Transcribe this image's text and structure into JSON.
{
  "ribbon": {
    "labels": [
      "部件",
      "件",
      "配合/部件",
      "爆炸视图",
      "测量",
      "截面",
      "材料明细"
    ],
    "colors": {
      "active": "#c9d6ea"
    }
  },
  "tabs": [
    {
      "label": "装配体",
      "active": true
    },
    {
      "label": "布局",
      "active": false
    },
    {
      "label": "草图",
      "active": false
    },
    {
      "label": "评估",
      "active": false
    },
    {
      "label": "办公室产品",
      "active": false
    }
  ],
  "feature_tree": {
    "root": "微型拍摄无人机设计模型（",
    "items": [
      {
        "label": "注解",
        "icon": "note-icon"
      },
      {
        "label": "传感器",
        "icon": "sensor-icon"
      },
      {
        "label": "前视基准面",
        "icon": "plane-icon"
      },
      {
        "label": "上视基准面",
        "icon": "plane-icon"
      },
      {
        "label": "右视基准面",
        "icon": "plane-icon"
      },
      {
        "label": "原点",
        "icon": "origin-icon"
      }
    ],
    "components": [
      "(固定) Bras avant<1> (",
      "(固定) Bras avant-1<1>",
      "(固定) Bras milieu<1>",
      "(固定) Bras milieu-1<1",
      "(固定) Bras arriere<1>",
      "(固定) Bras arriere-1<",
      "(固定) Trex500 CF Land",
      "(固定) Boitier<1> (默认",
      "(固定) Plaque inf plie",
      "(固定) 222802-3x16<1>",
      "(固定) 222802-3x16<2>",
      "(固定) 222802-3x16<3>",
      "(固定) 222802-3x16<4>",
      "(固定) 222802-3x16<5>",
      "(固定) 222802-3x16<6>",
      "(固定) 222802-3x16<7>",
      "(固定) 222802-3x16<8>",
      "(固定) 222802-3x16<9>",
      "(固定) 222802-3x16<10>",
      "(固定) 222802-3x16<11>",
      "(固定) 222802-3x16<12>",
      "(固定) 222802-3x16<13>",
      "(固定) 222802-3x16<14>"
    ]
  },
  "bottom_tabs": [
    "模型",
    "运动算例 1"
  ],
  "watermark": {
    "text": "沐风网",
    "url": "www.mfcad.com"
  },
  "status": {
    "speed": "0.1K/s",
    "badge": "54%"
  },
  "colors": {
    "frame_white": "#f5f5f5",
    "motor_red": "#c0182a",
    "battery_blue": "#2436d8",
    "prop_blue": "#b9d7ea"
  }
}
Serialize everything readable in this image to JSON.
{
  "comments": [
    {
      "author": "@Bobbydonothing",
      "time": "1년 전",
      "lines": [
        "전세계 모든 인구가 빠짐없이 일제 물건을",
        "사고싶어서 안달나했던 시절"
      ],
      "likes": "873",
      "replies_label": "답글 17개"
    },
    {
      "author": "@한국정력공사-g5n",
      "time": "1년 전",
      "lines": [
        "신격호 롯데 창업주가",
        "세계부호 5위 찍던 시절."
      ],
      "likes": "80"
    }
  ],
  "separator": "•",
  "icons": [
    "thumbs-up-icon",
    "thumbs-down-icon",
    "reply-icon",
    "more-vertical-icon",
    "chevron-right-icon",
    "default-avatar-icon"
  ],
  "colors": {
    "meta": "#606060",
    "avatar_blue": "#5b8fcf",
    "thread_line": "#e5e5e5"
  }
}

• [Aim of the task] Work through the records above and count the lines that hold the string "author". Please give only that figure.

• [Expected answer] 2